S.C. Johnson, one of the most liberal benefactors to the church, proposed that he and the pastor raise half of the money needed from outside sources for the new church building, which they were successful at accomplishing, and helped fund the building that was dedicated on Oct. 18, 1914. The church's historical booklet says Johnson also lived to see the last mortgage that contractors held against the church board burned.
Since 1914, the First United Methodist Church building has undergone several extensive remodeling and redecorating projects. The most recent was five years ago, when a new entrance to the church was built on the north side.
The people Members of First United Methodist have a lot of pride in their congregation and its roots in Racine. The church's current membership is about 280 people.
"Some of the senior folks remember being brought here as children, and are now in their 80s and 90s," Van Fossen said.
Carol Feest, church secretary for 24 years, said her family has four generations attending First United Methodist right now. Her grandparents were members there too.
"There're families who have been here many, many years," she said. "I'm very proud that this is the oldest church in Racine."
Van Fossen said the pride in their history in this community is something many of the congregation members have, as well as the pastors who have served there.
"They keep their pastors for a very long time," he said. Although Van Fossen himself has only been the pastor at First United Methodist for five months, he said many of his predecessors had lengthy stays at the historical church. The Rev. Clarence Seidenspinner served as minister there from 1940 until his death in 1967.
Commitment to change About five years ago, before they embarked on a large remodeling job, church members discussed whether to stay in their current Downtown location and remodel, or move to another site. "There was some heated discussion about that," Feest said.
The outcome, obviously, was to stay. "We're committed to Downtown," she said.
With that commitment comes change: Change in the way the church serves the community, and change in the way it serves the congregation. Although members hold their history close to their heart, it can not be said that First United has remained stagnant.
Seven years ago the church began hosting the Empty Bowls fundraiser, which benefits Homeward Bound, a local homeless shelter for women and children. The church also partners with area churches to provide a sandwich lunch program and is a member of the Downtown Cooperative Parish.

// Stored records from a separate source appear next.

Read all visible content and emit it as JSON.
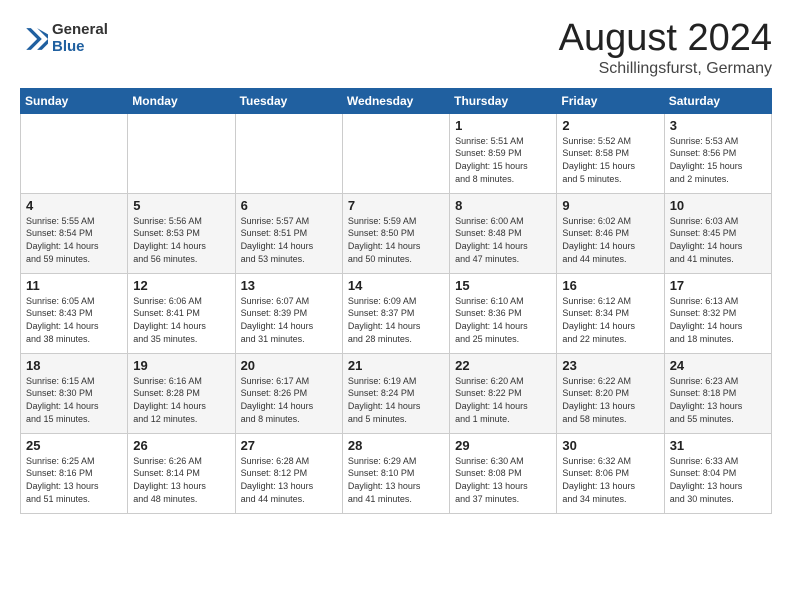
{
  "header": {
    "logo": {
      "general": "General",
      "blue": "Blue"
    },
    "title": "August 2024",
    "location": "Schillingsfurst, Germany"
  },
  "calendar": {
    "weekdays": [
      "Sunday",
      "Monday",
      "Tuesday",
      "Wednesday",
      "Thursday",
      "Friday",
      "Saturday"
    ],
    "weeks": [
      [
        {
          "day": "",
          "info": ""
        },
        {
          "day": "",
          "info": ""
        },
        {
          "day": "",
          "info": ""
        },
        {
          "day": "",
          "info": ""
        },
        {
          "day": "1",
          "info": "Sunrise: 5:51 AM\nSunset: 8:59 PM\nDaylight: 15 hours\nand 8 minutes."
        },
        {
          "day": "2",
          "info": "Sunrise: 5:52 AM\nSunset: 8:58 PM\nDaylight: 15 hours\nand 5 minutes."
        },
        {
          "day": "3",
          "info": "Sunrise: 5:53 AM\nSunset: 8:56 PM\nDaylight: 15 hours\nand 2 minutes."
        }
      ],
      [
        {
          "day": "4",
          "info": "Sunrise: 5:55 AM\nSunset: 8:54 PM\nDaylight: 14 hours\nand 59 minutes."
        },
        {
          "day": "5",
          "info": "Sunrise: 5:56 AM\nSunset: 8:53 PM\nDaylight: 14 hours\nand 56 minutes."
        },
        {
          "day": "6",
          "info": "Sunrise: 5:57 AM\nSunset: 8:51 PM\nDaylight: 14 hours\nand 53 minutes."
        },
        {
          "day": "7",
          "info": "Sunrise: 5:59 AM\nSunset: 8:50 PM\nDaylight: 14 hours\nand 50 minutes."
        },
        {
          "day": "8",
          "info": "Sunrise: 6:00 AM\nSunset: 8:48 PM\nDaylight: 14 hours\nand 47 minutes."
        },
        {
          "day": "9",
          "info": "Sunrise: 6:02 AM\nSunset: 8:46 PM\nDaylight: 14 hours\nand 44 minutes."
        },
        {
          "day": "10",
          "info": "Sunrise: 6:03 AM\nSunset: 8:45 PM\nDaylight: 14 hours\nand 41 minutes."
        }
      ],
      [
        {
          "day": "11",
          "info": "Sunrise: 6:05 AM\nSunset: 8:43 PM\nDaylight: 14 hours\nand 38 minutes."
        },
        {
          "day": "12",
          "info": "Sunrise: 6:06 AM\nSunset: 8:41 PM\nDaylight: 14 hours\nand 35 minutes."
        },
        {
          "day": "13",
          "info": "Sunrise: 6:07 AM\nSunset: 8:39 PM\nDaylight: 14 hours\nand 31 minutes."
        },
        {
          "day": "14",
          "info": "Sunrise: 6:09 AM\nSunset: 8:37 PM\nDaylight: 14 hours\nand 28 minutes."
        },
        {
          "day": "15",
          "info": "Sunrise: 6:10 AM\nSunset: 8:36 PM\nDaylight: 14 hours\nand 25 minutes."
        },
        {
          "day": "16",
          "info": "Sunrise: 6:12 AM\nSunset: 8:34 PM\nDaylight: 14 hours\nand 22 minutes."
        },
        {
          "day": "17",
          "info": "Sunrise: 6:13 AM\nSunset: 8:32 PM\nDaylight: 14 hours\nand 18 minutes."
        }
      ],
      [
        {
          "day": "18",
          "info": "Sunrise: 6:15 AM\nSunset: 8:30 PM\nDaylight: 14 hours\nand 15 minutes."
        },
        {
          "day": "19",
          "info": "Sunrise: 6:16 AM\nSunset: 8:28 PM\nDaylight: 14 hours\nand 12 minutes."
        },
        {
          "day": "20",
          "info": "Sunrise: 6:17 AM\nSunset: 8:26 PM\nDaylight: 14 hours\nand 8 minutes."
        },
        {
          "day": "21",
          "info": "Sunrise: 6:19 AM\nSunset: 8:24 PM\nDaylight: 14 hours\nand 5 minutes."
        },
        {
          "day": "22",
          "info": "Sunrise: 6:20 AM\nSunset: 8:22 PM\nDaylight: 14 hours\nand 1 minute."
        },
        {
          "day": "23",
          "info": "Sunrise: 6:22 AM\nSunset: 8:20 PM\nDaylight: 13 hours\nand 58 minutes."
        },
        {
          "day": "24",
          "info": "Sunrise: 6:23 AM\nSunset: 8:18 PM\nDaylight: 13 hours\nand 55 minutes."
        }
      ],
      [
        {
          "day": "25",
          "info": "Sunrise: 6:25 AM\nSunset: 8:16 PM\nDaylight: 13 hours\nand 51 minutes."
        },
        {
          "day": "26",
          "info": "Sunrise: 6:26 AM\nSunset: 8:14 PM\nDaylight: 13 hours\nand 48 minutes."
        },
        {
          "day": "27",
          "info": "Sunrise: 6:28 AM\nSunset: 8:12 PM\nDaylight: 13 hours\nand 44 minutes."
        },
        {
          "day": "28",
          "info": "Sunrise: 6:29 AM\nSunset: 8:10 PM\nDaylight: 13 hours\nand 41 minutes."
        },
        {
          "day": "29",
          "info": "Sunrise: 6:30 AM\nSunset: 8:08 PM\nDaylight: 13 hours\nand 37 minutes."
        },
        {
          "day": "30",
          "info": "Sunrise: 6:32 AM\nSunset: 8:06 PM\nDaylight: 13 hours\nand 34 minutes."
        },
        {
          "day": "31",
          "info": "Sunrise: 6:33 AM\nSunset: 8:04 PM\nDaylight: 13 hours\nand 30 minutes."
        }
      ]
    ]
  }
}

Less than a year ago the church also began offering services in Spanish, which are led by the Rev. Ana Luisa Chacon. "That's gone well," Van Fossen said.

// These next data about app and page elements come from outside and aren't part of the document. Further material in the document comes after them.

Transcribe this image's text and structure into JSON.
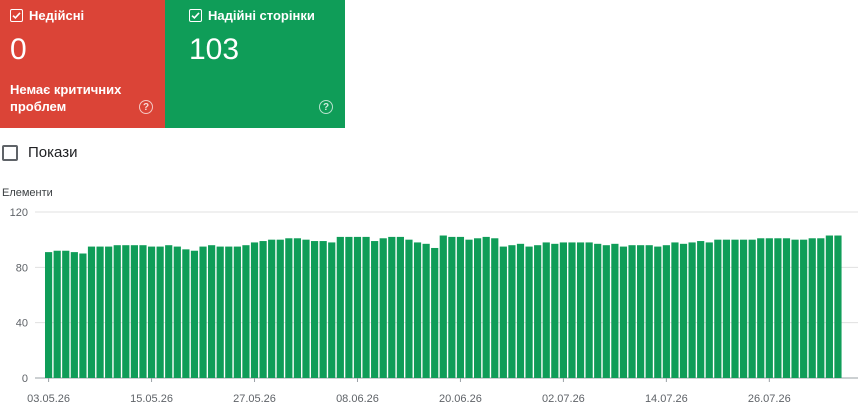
{
  "cards": {
    "invalid": {
      "label": "Недійсні",
      "value": "0",
      "description": "Немає критичних проблем",
      "color": "#db4437"
    },
    "valid": {
      "label": "Надійні сторінки",
      "value": "103",
      "color": "#0f9d58"
    }
  },
  "show_label": "Покази",
  "chart_data": {
    "type": "bar",
    "ylabel": "Елементи",
    "ylim": [
      0,
      120
    ],
    "yticks": [
      0,
      40,
      80,
      120
    ],
    "xtick_labels": [
      "03.05.26",
      "15.05.26",
      "27.05.26",
      "08.06.26",
      "20.06.26",
      "02.07.26",
      "14.07.26",
      "26.07.26"
    ],
    "bar_color": "#0f9d58",
    "values": [
      91,
      92,
      92,
      91,
      90,
      95,
      95,
      95,
      96,
      96,
      96,
      96,
      95,
      95,
      96,
      95,
      93,
      92,
      95,
      96,
      95,
      95,
      95,
      96,
      98,
      99,
      100,
      100,
      101,
      101,
      100,
      99,
      99,
      98,
      102,
      102,
      102,
      102,
      99,
      101,
      102,
      102,
      100,
      98,
      97,
      94,
      103,
      102,
      102,
      100,
      101,
      102,
      101,
      95,
      96,
      97,
      95,
      96,
      98,
      97,
      98,
      98,
      98,
      98,
      97,
      96,
      97,
      95,
      96,
      96,
      96,
      95,
      96,
      98,
      97,
      98,
      99,
      98,
      100,
      100,
      100,
      100,
      100,
      101,
      101,
      101,
      101,
      100,
      100,
      101,
      101,
      103,
      103
    ]
  }
}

"We want to serve this population," Van Fossen said, the businesses in the area, as well as the neighborhoods.
Feest said the church has often offered assistance to neighbors who need it, and members feel that's important. For example, Van Fossen said, not too long ago a woman who had just been released from the Racine County Jail needed help getting home to New Jersey. She had come to serve a few weeks in jail to clear an old sentence, she but didn't have a way to get home. The woman had an apartment and family waiting for her.
First United Methodist and First Presbyterian joined up to get her the money for a bus ticket. Van Fossen drove her to Milwaukee to catch the bus, and she was able to get home.
"Being right across the street from the jail, we get people who have nothing," Feest said.
Van Fossen said what the church would like to do is go from being a helping hand to the people in the neighborhood to having neighborhood folks be part of the congregation.
"How do we go the next step so that we're their church and not just a helping hand?" Van Fossen asked. "That's a challenge. It would be something new."
Copyright © 2005 – Racine Journal Times